I need some measure theory / analysis / math help to proceed :

update : This question has been answered in depth at MathOverflow

Say you have N cells. Say also that you would like to construct the best possible decoder using only K of these cells. How can we find these K best cells ?

This problem appears superficially similar to the maximum coverage problem.

(From Wiki) Formally, (unweighted) Maximum Coverage

Given a number $k$ and a collection of sets $S=S_1,S_2,\ldots,S_m$, where $S_i \subseteq \left\{e_1, e_2, \ldots, e_n \right\}$, find a subset $S^\prime \subseteq S$ of sets, such that $\left| S^\prime \right| \leq k$ and the number of covered elements $\left| \bigcup_{S_i \in S^\prime}{S_i} \right|$ is maximized.

A very hand-wavy argument :

We know that greedy selection approximates maximum coverage as well as can be hoped. Perhaps selecting the K best cells can be re-phrased as the maximum coverage problem ? Forget about mutual information for the moment and just consider entropy, or information. Given a number $k$ and a collection $S=S_1,S_2,\ldots,S_m$ of random variables. I would like to find a subset $S^\prime \subseteq S$ of variables, such that $\left| S^\prime \right| \leq k$ and the joint entropy $H( S^\prime )$ is maximized.

Entropy of random variables seems to behave, algebraically, like the magnitude of a set. There is probably some formal way of stating this, like "they are both ((some abstract algebraic structure here))" or something, but this is what I can say for now: let $S(x)$ be a hypothetical set representation of random variable $x$ such that $|S(x)|=H(x)$ the magnitude of $S(x)$ equals the entropy of $x$. Maybe $|S(x)|$ isn't really a magnitude but some other notion of "volume" ( needs details )

Entropy is like the size of a set : $H(x)\sim|S(x)|$Repeatedly selecting the variable that would most increase joint entropy gives a greedy algorithm for finding $S^\prime$ with large joint entropy. Maybe a result analogous to "greedy selection is the best polynomial time approximation for maximum cover" holds for greedy maximization of joint entropy ?

Joint entropy is like union : $H(x,y)\sim|S(x)\cup S(y)|$

Mutual information is like intersection : $I(x;y)\sim|S(x)\cap S(y)|$

Conditional entropy is like set-minus : $H(x|y)\sim|S(x)\setminus S(y)|$

Lets explore $H(x)\sim|S(x)|$ a bit more. Is it really possible to think of random variables as sets ?

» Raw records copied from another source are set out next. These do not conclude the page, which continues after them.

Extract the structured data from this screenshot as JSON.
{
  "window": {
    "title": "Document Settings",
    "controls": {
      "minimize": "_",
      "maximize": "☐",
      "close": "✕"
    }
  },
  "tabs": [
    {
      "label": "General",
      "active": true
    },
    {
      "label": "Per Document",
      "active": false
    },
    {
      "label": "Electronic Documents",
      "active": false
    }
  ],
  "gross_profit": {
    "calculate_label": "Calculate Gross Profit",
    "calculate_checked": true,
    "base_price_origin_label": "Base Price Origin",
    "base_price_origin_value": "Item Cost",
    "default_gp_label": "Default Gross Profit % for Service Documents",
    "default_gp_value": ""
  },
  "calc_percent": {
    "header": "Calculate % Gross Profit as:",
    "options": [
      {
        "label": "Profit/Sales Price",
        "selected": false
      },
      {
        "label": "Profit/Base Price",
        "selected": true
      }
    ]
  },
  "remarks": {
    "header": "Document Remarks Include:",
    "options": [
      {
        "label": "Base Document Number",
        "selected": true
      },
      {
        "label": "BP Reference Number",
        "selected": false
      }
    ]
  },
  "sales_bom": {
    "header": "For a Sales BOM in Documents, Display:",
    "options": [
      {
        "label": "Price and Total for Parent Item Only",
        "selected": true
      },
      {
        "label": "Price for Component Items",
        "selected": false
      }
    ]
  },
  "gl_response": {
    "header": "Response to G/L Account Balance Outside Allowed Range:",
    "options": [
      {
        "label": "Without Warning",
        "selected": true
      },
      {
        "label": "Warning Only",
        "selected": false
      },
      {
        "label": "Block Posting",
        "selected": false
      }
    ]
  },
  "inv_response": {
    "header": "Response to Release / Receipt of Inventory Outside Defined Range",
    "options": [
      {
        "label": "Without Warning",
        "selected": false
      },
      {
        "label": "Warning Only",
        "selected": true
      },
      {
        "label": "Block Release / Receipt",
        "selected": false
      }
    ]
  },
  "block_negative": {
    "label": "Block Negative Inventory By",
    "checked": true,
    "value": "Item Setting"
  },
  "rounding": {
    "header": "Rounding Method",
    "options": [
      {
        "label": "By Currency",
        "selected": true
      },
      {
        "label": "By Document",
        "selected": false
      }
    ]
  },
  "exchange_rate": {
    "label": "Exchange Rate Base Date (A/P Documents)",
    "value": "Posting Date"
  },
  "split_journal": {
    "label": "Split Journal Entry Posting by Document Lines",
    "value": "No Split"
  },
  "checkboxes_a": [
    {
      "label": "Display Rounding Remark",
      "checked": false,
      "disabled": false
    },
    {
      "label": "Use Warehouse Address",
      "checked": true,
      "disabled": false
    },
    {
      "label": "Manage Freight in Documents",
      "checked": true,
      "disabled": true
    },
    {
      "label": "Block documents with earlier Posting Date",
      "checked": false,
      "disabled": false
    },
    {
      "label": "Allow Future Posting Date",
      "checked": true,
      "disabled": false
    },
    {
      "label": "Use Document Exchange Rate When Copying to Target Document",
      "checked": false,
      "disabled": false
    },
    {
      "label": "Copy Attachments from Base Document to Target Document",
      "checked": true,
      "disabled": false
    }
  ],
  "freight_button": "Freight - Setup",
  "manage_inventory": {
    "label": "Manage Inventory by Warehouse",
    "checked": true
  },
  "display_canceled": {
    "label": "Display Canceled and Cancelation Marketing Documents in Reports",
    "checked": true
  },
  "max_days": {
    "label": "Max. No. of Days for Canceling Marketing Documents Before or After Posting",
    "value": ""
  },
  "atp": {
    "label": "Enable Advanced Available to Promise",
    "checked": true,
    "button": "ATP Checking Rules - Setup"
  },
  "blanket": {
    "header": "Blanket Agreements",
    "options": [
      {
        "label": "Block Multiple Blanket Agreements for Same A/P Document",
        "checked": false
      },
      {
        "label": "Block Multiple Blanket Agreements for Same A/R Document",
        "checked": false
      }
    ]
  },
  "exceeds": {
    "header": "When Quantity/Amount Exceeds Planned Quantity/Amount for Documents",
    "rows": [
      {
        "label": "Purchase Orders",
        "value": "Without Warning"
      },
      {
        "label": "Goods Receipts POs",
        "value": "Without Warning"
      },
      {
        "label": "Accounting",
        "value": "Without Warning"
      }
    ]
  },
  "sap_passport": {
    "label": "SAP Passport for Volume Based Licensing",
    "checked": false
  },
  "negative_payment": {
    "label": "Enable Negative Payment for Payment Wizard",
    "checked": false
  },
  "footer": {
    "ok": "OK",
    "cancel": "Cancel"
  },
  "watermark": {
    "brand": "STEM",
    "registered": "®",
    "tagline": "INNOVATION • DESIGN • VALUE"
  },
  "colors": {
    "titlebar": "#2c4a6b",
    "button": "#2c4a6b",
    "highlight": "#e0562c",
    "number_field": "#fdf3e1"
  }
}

Say I have a collection $X=x_1,x_2,\ldots,x_n$ of independent random variables with unit entropy $H(x_i)=1$. If I create a collection $S=S_1,S_2,\ldots,S_m\,\,st.\,\,S_i\subseteq X$ of subsets of $X$, I know that the joint entropy of each set equals its size $H(S_i)=|S_i|$, since each element $x\in S_i$ is an independent random variable with unit entropy. Under this construction, maximum cover for $S$ and maximizing the joint entropy of $\bigcup_{S_i\in S^\prime} S_i$ are equivalent.

It isn't clear that I can go in the reverse direction and argue that this equivalence holds for any collection of random variables.

super handwave ( I need some measure theory / analysis / math majors to proceed ) :

Consider some sort of limiting case where the sets are actually subsets of the reals ( with some nice property, like .. measurable or compact ? or something ? ) $S_i\subseteq \mathbb{R}$, so that you can have real-valued entropy corresponding to the volumes of these sets $H(S_i)=|S_i|$. The collection of disjoint sets that can be formed by union, intersection, and set-minus from your collection of independent elements with which you construct a weighted set-cover analogy of joint-entropy maximization. If I can get away with this, then I can also easily convert maximizing joint entropy to maximizing mutual information, by considering only the parts of $S_i$ that intersect with some target variable $A$, such that $I(A;S_i)=|S(A)\cap S(S_i)|$. If this is possible it probably doesn't involve taking actual subsets of the reals, just proving things based on the algebraic behavior of information. Something like this has almost certainly been investigated somewhere and I just need to track it down and understand it.